Short answer: not really.

I turned to the Wikipedia page on Serial Killers and copy/pasted the table into Excel. I divided the "Proven Victims" column by years active to get a murders/year for each murderer or gang (this involved deleting duplicate entries in the table for each know member of the gang; each gang should only be counted once, though of course I could have missed some duplicates). I then summed up the murders / year for each year and produced the following graph:

With the exception of a spike in the 1930s almost exclusively the work of the Philadelphia Poison Ring, the serial killer phenomenon looks to be, basically, a product of the 1960s - 1980s crime wave, and the decline since seems to track the overall decline in violent crime since the mid-1990s. There doesn't seem to have been any noticeable impact of a single event as I had expected.

But that still leaves unexplained why even the extent serial killers don't really make much of an impression on me. Maybe I just stopped watching the news, or perhaps popular culture has moved on, or perhaps its just a numbers game: fewer serial killers make for fewer stars in the business. Thoughts?

Sunday, January 07, 2018

I Hate the Cable Company.

I'm writing to complain about Time Warner Cable, a.k.a Spectrum.

Here is a graph of my payments to Time Warner Cable over the last 10 years:


A few words of explanation:

  • The momentary dip around October 2008 was an outage in the wake of a severe storm, in compensation of which TWC didn't charge us for a week.
  • The precipitous drop in September 2011 was when, while I was between jobs, I called the cable company and told them that I could no longer afford their services. I don't remember if I had to visit the TWC office with DVR in hand, but they came through with the reduction shown.

  • The drop in November 2015 was when, in the wake of the Donald Sterling controversy, I permanently cancelled the television portion of my cable service, retaining only my internet service and digital phone line.

The rest of the fluctuations mostly represent TWC's policy of steadily ratcheting up the prices over time -- or, in their telling, the expiration of various "promotional" pricing. It's an application of the "frog in a frying pan" metaphor to price discrimination: Raise rates slowly, and most customers won't complain. But when a customer does complain, reset to the discounted price.

But sometimes the complaint has to be firm. It was not enough a year ago to merely call TWC about the $15/month increase: they stood firm over the phone, and I was that frog. But when I got around to opening this month's bill to discover another $16 increase, I drove 20 minutes in the snow, stood in line for an additional 20 minutes, dropped my modem on the TWC desk and said: "Cancel it." Why, underpaid customer service rep asked. "Because you raised my rates," I replied with admirable self-control. Can I see if there is anything I can do for you? "Make me an offer."

So staring yesterday I'll be paying what I paid in 2016. I have a brand new modem and substantially faster upload speeds.
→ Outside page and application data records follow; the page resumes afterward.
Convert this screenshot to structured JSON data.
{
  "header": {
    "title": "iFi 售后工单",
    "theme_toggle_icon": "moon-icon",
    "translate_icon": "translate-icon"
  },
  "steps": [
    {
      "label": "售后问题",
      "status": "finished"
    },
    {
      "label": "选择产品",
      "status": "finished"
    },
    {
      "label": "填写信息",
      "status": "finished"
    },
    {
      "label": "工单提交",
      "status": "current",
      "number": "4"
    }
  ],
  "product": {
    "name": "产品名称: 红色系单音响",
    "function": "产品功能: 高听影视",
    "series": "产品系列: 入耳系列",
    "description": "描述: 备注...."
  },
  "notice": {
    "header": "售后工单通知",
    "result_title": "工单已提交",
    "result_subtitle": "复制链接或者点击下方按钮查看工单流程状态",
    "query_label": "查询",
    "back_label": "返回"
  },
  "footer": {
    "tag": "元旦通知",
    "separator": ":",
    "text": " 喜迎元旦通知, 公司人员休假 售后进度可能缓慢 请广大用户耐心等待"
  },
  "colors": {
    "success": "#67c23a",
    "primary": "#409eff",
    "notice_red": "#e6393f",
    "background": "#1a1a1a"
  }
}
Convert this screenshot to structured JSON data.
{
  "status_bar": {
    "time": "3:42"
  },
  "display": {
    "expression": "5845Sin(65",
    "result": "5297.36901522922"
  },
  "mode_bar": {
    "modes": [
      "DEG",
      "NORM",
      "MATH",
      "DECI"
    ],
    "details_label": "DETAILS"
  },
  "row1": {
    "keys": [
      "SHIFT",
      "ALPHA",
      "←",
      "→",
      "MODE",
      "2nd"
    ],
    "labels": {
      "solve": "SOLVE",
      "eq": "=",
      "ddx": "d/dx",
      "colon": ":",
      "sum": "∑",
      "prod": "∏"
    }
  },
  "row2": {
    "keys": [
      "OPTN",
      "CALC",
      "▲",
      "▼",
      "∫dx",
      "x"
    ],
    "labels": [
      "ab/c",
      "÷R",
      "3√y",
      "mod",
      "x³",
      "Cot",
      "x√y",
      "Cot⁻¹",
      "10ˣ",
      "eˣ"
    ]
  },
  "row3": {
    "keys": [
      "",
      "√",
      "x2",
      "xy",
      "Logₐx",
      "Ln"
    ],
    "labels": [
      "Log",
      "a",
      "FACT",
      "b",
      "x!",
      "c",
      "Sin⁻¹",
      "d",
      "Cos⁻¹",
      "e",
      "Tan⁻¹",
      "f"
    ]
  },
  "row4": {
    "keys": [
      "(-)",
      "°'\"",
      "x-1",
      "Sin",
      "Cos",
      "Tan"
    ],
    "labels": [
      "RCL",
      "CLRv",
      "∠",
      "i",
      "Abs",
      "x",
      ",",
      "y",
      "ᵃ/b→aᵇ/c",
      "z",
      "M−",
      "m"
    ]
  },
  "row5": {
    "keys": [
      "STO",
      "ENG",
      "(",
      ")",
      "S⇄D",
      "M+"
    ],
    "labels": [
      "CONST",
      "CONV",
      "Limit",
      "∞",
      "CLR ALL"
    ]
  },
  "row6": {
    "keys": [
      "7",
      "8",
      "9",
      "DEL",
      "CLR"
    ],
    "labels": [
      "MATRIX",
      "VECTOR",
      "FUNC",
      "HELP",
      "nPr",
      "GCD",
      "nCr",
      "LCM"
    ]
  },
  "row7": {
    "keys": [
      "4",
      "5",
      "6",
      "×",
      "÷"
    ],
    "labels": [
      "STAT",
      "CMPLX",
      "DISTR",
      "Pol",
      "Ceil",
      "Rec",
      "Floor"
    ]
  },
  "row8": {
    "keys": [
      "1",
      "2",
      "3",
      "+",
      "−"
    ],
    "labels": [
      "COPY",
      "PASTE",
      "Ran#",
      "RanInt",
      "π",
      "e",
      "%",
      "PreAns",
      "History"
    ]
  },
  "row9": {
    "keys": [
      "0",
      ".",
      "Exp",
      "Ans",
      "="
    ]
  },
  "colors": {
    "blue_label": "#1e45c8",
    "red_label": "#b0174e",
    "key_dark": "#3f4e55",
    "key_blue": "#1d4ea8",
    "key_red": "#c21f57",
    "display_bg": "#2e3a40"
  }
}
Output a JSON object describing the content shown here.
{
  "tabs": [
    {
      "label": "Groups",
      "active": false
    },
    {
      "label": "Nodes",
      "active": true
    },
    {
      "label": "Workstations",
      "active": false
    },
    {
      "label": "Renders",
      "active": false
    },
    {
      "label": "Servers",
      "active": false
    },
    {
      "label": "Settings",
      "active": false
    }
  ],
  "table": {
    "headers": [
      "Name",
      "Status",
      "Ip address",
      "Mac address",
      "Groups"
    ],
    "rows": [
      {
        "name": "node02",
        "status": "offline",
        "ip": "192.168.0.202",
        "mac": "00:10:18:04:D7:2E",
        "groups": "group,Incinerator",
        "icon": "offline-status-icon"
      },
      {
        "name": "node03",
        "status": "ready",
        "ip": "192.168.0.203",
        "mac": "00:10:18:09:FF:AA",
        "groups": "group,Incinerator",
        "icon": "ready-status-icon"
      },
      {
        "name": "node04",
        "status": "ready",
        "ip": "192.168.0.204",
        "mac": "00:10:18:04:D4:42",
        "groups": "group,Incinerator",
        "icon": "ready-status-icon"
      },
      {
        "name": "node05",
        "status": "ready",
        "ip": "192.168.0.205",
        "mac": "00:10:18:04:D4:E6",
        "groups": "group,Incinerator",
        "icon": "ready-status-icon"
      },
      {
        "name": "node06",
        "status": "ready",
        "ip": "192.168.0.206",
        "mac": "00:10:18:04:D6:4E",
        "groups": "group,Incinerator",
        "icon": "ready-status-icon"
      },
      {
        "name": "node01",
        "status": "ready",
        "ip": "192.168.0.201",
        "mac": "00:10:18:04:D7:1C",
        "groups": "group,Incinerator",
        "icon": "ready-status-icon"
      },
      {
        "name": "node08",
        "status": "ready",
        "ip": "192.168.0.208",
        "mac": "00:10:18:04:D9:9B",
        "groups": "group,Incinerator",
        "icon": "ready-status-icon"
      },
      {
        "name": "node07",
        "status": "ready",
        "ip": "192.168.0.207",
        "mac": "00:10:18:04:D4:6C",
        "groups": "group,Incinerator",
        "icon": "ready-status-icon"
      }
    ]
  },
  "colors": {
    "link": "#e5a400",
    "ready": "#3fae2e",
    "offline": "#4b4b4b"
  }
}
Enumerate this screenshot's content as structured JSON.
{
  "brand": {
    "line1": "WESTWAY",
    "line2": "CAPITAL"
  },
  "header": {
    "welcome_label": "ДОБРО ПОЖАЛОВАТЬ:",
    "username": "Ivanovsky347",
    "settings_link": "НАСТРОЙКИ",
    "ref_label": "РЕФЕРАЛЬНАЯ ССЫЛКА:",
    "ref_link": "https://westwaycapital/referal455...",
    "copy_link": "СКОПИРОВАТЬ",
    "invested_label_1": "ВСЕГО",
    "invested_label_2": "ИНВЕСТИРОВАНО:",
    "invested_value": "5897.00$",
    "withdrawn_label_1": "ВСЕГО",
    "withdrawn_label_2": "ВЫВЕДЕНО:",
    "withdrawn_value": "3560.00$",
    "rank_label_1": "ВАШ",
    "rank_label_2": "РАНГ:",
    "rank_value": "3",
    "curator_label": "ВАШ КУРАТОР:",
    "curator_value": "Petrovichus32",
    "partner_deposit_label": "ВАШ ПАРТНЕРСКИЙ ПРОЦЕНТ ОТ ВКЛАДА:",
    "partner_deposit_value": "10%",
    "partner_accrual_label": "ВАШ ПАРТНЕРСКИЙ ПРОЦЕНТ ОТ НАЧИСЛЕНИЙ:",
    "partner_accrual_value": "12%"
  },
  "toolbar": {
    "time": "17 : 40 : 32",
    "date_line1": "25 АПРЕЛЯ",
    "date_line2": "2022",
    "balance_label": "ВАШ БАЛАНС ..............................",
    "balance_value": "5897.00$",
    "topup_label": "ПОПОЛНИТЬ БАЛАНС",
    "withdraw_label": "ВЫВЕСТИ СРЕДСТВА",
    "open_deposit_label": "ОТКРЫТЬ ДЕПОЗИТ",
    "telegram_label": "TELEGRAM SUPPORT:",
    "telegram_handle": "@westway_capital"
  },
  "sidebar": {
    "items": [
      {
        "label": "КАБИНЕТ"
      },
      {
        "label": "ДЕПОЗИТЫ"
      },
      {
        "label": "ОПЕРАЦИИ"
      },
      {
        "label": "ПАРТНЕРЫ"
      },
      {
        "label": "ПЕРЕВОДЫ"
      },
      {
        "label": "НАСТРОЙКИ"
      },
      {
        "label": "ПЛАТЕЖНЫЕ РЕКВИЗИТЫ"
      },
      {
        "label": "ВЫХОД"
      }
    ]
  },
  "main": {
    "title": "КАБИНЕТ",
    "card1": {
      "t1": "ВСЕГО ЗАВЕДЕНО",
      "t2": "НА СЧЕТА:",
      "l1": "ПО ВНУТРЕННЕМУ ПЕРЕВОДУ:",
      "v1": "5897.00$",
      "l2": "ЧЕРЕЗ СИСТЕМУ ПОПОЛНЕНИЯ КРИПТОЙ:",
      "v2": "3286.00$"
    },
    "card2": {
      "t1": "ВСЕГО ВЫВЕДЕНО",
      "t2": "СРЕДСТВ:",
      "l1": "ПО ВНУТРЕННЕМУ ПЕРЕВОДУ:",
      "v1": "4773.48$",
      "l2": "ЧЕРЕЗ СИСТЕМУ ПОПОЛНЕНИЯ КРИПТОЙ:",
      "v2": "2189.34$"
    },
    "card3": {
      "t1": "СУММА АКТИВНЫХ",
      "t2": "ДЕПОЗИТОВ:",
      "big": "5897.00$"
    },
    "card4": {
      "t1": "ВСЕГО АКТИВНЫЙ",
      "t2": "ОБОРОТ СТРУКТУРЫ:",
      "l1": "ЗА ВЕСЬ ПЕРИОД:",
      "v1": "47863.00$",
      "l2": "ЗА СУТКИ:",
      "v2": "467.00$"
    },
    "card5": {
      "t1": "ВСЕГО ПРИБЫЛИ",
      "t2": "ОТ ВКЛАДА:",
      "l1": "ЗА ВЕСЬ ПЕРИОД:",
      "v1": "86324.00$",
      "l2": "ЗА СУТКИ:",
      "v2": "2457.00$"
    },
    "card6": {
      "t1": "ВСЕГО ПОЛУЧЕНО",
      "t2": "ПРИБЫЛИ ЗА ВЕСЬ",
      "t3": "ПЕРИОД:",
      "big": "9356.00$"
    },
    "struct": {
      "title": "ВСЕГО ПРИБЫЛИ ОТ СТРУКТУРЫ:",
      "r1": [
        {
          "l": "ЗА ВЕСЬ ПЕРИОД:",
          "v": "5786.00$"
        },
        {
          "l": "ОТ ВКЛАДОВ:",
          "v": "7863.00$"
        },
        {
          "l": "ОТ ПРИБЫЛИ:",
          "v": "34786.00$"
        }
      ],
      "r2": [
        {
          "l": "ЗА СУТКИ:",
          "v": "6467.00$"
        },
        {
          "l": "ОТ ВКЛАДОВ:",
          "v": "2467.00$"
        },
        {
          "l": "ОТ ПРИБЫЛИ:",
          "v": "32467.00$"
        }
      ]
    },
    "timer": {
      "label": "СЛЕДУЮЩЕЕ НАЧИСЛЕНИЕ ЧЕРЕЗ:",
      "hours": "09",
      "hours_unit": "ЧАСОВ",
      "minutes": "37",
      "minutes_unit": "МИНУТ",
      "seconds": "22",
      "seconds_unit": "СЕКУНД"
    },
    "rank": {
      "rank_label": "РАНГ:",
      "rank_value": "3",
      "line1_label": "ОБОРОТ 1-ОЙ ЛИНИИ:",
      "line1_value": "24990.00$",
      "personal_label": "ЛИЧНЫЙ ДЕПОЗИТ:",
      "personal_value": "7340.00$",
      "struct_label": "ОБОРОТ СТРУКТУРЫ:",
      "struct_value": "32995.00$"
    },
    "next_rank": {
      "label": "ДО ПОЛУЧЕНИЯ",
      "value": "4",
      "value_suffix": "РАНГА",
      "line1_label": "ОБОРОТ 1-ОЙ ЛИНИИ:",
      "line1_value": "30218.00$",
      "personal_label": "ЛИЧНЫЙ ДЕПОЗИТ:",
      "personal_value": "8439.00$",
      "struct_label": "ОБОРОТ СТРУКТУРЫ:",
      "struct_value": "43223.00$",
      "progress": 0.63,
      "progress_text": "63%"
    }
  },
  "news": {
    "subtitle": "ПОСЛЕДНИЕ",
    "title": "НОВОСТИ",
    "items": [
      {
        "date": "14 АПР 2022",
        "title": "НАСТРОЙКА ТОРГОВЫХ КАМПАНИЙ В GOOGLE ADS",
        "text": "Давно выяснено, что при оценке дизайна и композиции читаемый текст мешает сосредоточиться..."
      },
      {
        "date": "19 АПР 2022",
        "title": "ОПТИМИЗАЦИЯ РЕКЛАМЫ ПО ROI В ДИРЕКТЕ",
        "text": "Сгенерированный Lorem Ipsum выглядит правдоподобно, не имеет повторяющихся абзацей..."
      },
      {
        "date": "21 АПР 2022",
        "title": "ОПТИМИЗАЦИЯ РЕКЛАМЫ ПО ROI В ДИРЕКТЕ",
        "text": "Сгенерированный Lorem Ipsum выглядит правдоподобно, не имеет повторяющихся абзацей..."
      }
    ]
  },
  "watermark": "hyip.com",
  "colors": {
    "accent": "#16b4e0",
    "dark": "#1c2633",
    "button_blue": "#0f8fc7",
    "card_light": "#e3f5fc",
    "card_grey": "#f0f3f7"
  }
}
But this is an ethically dubious business model. I suppose there are people paying exorbitant cable rates because they are rich enough that the bill falls below the noise level of their expenditures. I might even be close to that level of wealth myself, had I not come from a background where there is no such thing as a "noise level" with respect to spending money. But mainly, I believe TWC is basically taking advantage of people who are too old, working too long hours, too confrontation-averse, and/or too trusting in large institutions to give them a fair deal at a fair price.

In my case, it wasn't the money that chafed; AT&T wasn't going to charge me substantially less than TWC, and there would be some service trade-offs. What made me angry enough to stand in that line was the perceived disrespect: We'll charge you more because we can, and because we're betting you're an idiot. I guess I'm still enough of a Southerner for my personal honor to find itself at stake in those situations.

I'm just not sure that's a personality trait that should be rewarded at the expense of social trust and confrontation aversion.